Indigenous cannabis

Published on September 6, 2019 by oz. staff

Indigenous leaders from across Canada gathered in Vancouver this week to discuss legal weed.

The Assembly of First Nations (AFN) National Cannabis Summit at The Westin Bayshore Hotel opened dialogue on key cannabis issues among First Nations, government officials and academics — including the legalities of opening stores independent of The Cannabis Act.

Delegates discussed safety, health, social and economic development, as well as raising awareness.

The regional chief of the BC AFN, Terry Teegee, says views on cannabis differ widely within the indigenous community — with some “dead set against it.”

Teegee told the conference cannabis could boost First Nations communities hurt by a downturn in the province’s forest industry.

“A lot of the communities are tired of living in poverty,” he said at the summit Wednesday. “It’s an opportunity for your community to assert your jurisdiction, assert your self-determination.
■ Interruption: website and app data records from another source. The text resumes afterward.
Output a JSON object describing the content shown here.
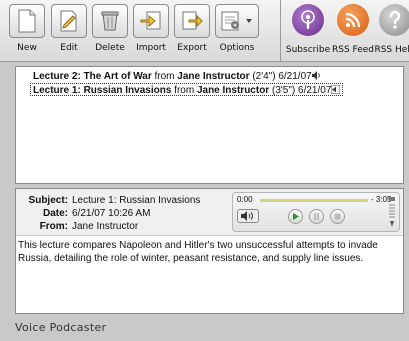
{
  "toolbar": {
    "new_label": "New",
    "edit_label": "Edit",
    "delete_label": "Delete",
    "import_label": "Import",
    "export_label": "Export",
    "options_label": "Options",
    "subscribe_label": "Subscribe",
    "rss_label": "RSS Feed",
    "help_label": "RSS Help"
  },
  "lectures": [
    {
      "title": "Lecture 2: The Art of War",
      "from_word": "from",
      "author": "Jane Instructor",
      "duration": "(2'4\")",
      "date": "6/21/07",
      "selected": false
    },
    {
      "title": "Lecture 1: Russian Invasions",
      "from_word": "from",
      "author": "Jane Instructor",
      "duration": "(3'5\")",
      "date": "6/21/07",
      "selected": true
    }
  ],
  "detail": {
    "subject_label": "Subject:",
    "subject": "Lecture 1: Russian Invasions",
    "date_label": "Date:",
    "date": "6/21/07 10:26 AM",
    "from_label": "From:",
    "from": "Jane Instructor",
    "description": "This lecture compares Napoleon and Hitler's two unsuccessful attempts to invade Russia, detailing the role of winter, peasant resistance, and supply line issues."
  },
  "player": {
    "elapsed": "0:00",
    "remaining": "- 3:05",
    "progress": 0
  },
  "app": {
    "name": "Voice Podcaster"
  },
  "icons": {
    "new": "new-document-icon",
    "edit": "edit-pencil-icon",
    "delete": "trash-icon",
    "import": "import-icon",
    "export": "export-icon",
    "options": "options-gear-icon",
    "subscribe": "podcast-icon",
    "rss": "rss-icon",
    "help": "help-question-icon",
    "speaker": "speaker-icon"
  },
  "colors": {
    "rss_orange": "#e8742a",
    "subscribe_purple": "#7b3fa0",
    "help_gray": "#8c8c8c",
    "play_green": "#2e8b2e"
  }
}
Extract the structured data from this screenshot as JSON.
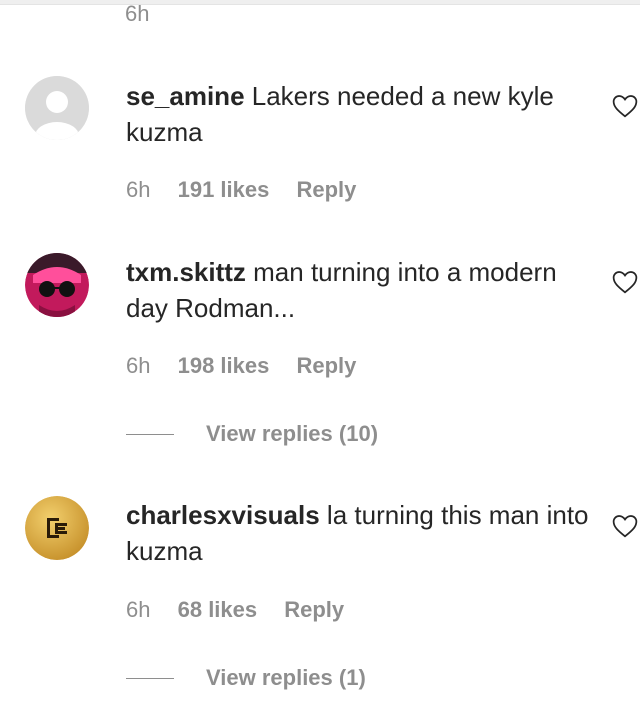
{
  "top": {
    "partial_time": "6h"
  },
  "comments": [
    {
      "username": "se_amine",
      "text": " Lakers needed a new kyle kuzma",
      "time": "6h",
      "likes": "191 likes",
      "reply": "Reply",
      "avatar": "default-avatar-icon"
    },
    {
      "username": "txm.skittz",
      "text": " man turning into a modern day Rodman...",
      "time": "6h",
      "likes": "198 likes",
      "reply": "Reply",
      "avatar": "profile-photo",
      "view_replies": "View replies (10)"
    },
    {
      "username": "charlesxvisuals",
      "text": " la turning this man into kuzma",
      "time": "6h",
      "likes": "68 likes",
      "reply": "Reply",
      "avatar": "ce-logo",
      "view_replies": "View replies (1)"
    }
  ],
  "colors": {
    "text": "#262626",
    "secondary": "#8e8e8e",
    "gold": "#d9a43a"
  }
}
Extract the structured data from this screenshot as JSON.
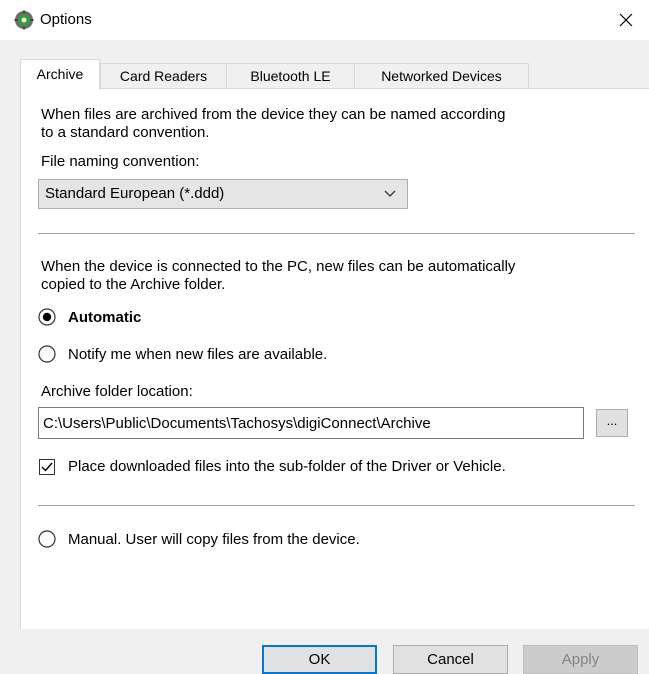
{
  "window": {
    "title": "Options",
    "icon": "digiconnect-app-icon",
    "close_icon": "close-icon"
  },
  "tabs": [
    {
      "label": "Archive",
      "active": true
    },
    {
      "label": "Card Readers",
      "active": false
    },
    {
      "label": "Bluetooth LE",
      "active": false
    },
    {
      "label": "Networked Devices",
      "active": false
    }
  ],
  "archive": {
    "intro_line1": "When files are archived from the device they can be named according",
    "intro_line2": "to a standard convention.",
    "naming_label": "File naming convention:",
    "naming_value": "Standard European (*.ddd)",
    "auto_text_line1": "When the device is connected to the PC, new files can be automatically",
    "auto_text_line2": "copied to the Archive folder.",
    "radio_automatic": "Automatic",
    "radio_automatic_selected": true,
    "radio_notify": "Notify me when new files are available.",
    "radio_notify_selected": false,
    "folder_label": "Archive folder location:",
    "folder_value": "C:\\Users\\Public\\Documents\\Tachosys\\digiConnect\\Archive",
    "browse_label": "...",
    "subfolder_checkbox": "Place downloaded files into the sub-folder of the Driver or Vehicle.",
    "subfolder_checked": true,
    "radio_manual": "Manual.  User will copy files from the device.",
    "radio_manual_selected": false
  },
  "buttons": {
    "ok": "OK",
    "cancel": "Cancel",
    "apply": "Apply"
  },
  "colors": {
    "accent": "#0078d7",
    "window_bg": "#f0f0f0",
    "panel_bg": "#ffffff"
  }
}
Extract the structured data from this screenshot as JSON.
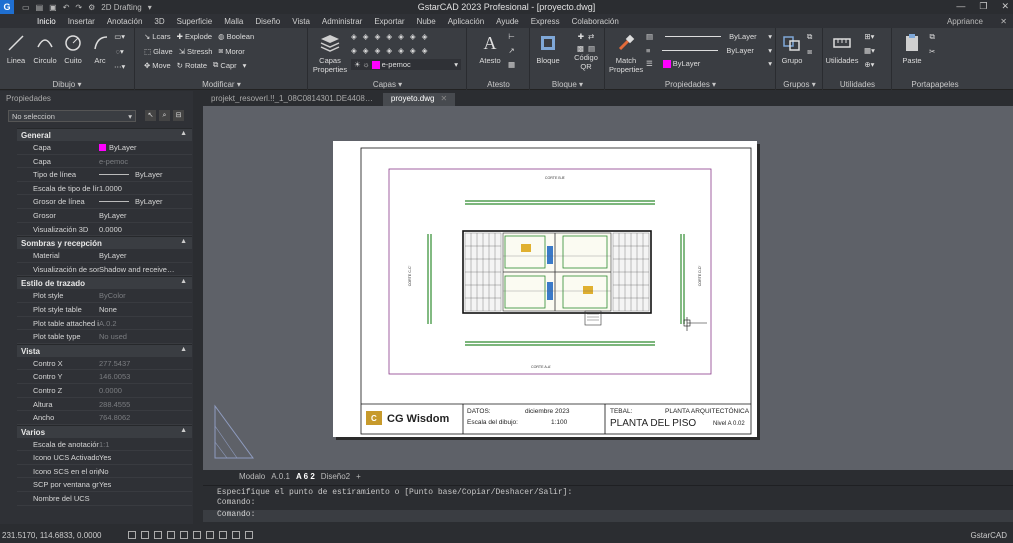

We want to be a part of the community.”

In the Okanagan, Indigenous Bloom is making a name for itself—operating in Lake Country, Vernon and Penticton. It also has retail stores in Chilliwack and Williams Lake.

When the store first opened in Lake Country, Shxwhá:y Village Chief Robert Gladstone told the oz. cannabis is in line with his community’s values.

The stores don’t have provincial licences.

“We want to work together in a way that’s respectful of all levels of government,” Gladstone said.

One of this week’s weed summit workshops discussed the legal and political arguments available to First Nations who are asserting jurisdiction over cannabis.

According to the online program: “Share practical experiences working with First Nations who have chosen to exercise their self-governing authority over the cultivation, processing, and sale of cannabis outside of the federally regulated cannabis regime”

Another workshop focused on operating within the federal laws.

First Nations chiefs, band reps in the health, economic, legal and social development sectors, indigenous cannabis entrepreneurs, academics and government officials attended.